Another four hitches later I find myself in Coffs Harbour with no idea where to go next or what to do when I get there (the job neccessity is still a necessity); but tonight I sleep in a real bed - and that's a strange concept - it's been a while!

Tuesday, March 22, 2011

Americans - They don't always kill you!

Americans. They scare me a little. But that’s normal… right?? So, when my phone rang and the elderly American couple asked “Are you still looking for a ride to Melbourne then?” I was pretty unprepared. I panicked, hyperventilated and said I’d call back.

I was looking for a ride. Or at least I think I was [I generally am confused at all times about what exactly I’m doing.] But I didn’t know where I wanted to go to from the lovely Adelaide or when or how… normally the biggest challenges in a gypsy’s day are working out what to have for lunch. I was ill prepared.

I returned the call. I accepted. It was set to be a five-day trip to Melbourne in a rental car. By the description it sounded like five days of fine dining and luxury hotels. It sounded terrifying.


I packed my bag and bid farewell to the Homette (soon to be a great hostel in all of Adelaide – ask for Shane) and O-bahned (the must do transport experience in Adelaide) into the city thinking that I really should have taken the time to call mum and write a will before heading off on this daunting new adventure.


I walked and walked and walked a little more and took a deep breath. There they were – Nils and Hannah and our Hundai Getz.

My elderly Americans... The friendly sort...
Little Getzy - our noble steed...
But as it turns out they were German. I should have seen it coming; the whole world seems to be turning German these days. Also instead of the 60-somethings I’d anticipated they turned out to be 30ishers. Fortunately I was not alone - they’d conned Dutch Max into coming too. The 4 of us squished into the teeny two-doored car with our massive backpacks – it made us closest companions immediately!

Nils (left) and Hannah (Right) - my friendly not-americans and cheese and more cheese and olives 
Nils and Max in the Grampians
We drove. We drove. And drove a little further. Almost half an hour down the road we reached the Maclarenvale wineries and the wine tasting began.

Maclarenvale wineries
More of Maclarenvale
I can’t possibly imagine a better road trip to Melbourne – Great food, great wine, great company, great experiences… the Great Ocean Road, the Grampians, white kangaroos, dead kangaroos, a billion beautiful beaches and lots of lamas. How do you beat lamas?

White kangaroo at Border Town, Victoria
One of the many lamas in Port Fairy

The German way of dealing with mosquitoes.
Griffiths Island

The start of the Great ocean road



12(ish) apostles

 The moral of the story here – and you should take this to heart – don’t be afraid of Americans.

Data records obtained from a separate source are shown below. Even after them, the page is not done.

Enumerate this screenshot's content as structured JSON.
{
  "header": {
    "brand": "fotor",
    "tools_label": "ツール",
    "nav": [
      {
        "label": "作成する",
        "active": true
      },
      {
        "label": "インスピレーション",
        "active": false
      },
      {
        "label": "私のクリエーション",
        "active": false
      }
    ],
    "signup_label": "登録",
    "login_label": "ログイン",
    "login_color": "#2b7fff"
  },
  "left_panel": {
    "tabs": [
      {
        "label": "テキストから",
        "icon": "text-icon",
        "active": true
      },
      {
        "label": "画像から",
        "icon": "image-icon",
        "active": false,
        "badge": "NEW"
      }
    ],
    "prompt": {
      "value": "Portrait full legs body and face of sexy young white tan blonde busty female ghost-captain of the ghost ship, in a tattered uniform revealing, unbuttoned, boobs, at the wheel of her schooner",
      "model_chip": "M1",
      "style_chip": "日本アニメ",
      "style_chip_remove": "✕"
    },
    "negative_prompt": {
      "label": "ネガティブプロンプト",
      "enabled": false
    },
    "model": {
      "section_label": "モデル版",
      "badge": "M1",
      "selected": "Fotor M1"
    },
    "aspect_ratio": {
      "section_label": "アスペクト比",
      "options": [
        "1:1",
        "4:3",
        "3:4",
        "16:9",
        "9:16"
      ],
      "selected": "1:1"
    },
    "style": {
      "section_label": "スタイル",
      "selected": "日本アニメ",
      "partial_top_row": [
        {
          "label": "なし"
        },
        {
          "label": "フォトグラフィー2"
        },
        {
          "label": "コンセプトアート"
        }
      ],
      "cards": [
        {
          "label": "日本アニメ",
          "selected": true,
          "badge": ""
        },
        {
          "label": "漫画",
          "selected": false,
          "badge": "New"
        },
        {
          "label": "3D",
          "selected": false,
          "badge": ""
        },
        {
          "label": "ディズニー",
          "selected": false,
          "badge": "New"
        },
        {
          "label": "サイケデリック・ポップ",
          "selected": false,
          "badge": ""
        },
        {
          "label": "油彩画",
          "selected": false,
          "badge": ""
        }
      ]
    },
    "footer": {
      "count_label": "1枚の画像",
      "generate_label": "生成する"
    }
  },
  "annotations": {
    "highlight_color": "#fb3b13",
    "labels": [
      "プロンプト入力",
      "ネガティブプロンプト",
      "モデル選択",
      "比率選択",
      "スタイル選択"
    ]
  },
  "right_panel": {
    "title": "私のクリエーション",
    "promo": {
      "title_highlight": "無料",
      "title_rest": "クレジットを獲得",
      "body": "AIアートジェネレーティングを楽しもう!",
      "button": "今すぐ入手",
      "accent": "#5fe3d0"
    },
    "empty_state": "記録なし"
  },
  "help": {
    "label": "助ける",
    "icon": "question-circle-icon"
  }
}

Even if they’re not Americans. 











Monday, March 14, 2011

100 Days on the road. 100 People worth the knowing!

196,503 trees...  9869 toilets... 8765 roadkills....  5060 km... 174 kangaroos... 118 beautiful beaches... 47 jogs... 36 cycles... and finally day the 100th arrived (Friday, 11 March)! That’s 100 days of pure overwhelmingnessness and at least 100 people that made it that splendid!

Below are the people are just some of the people that awesomeness is composed of: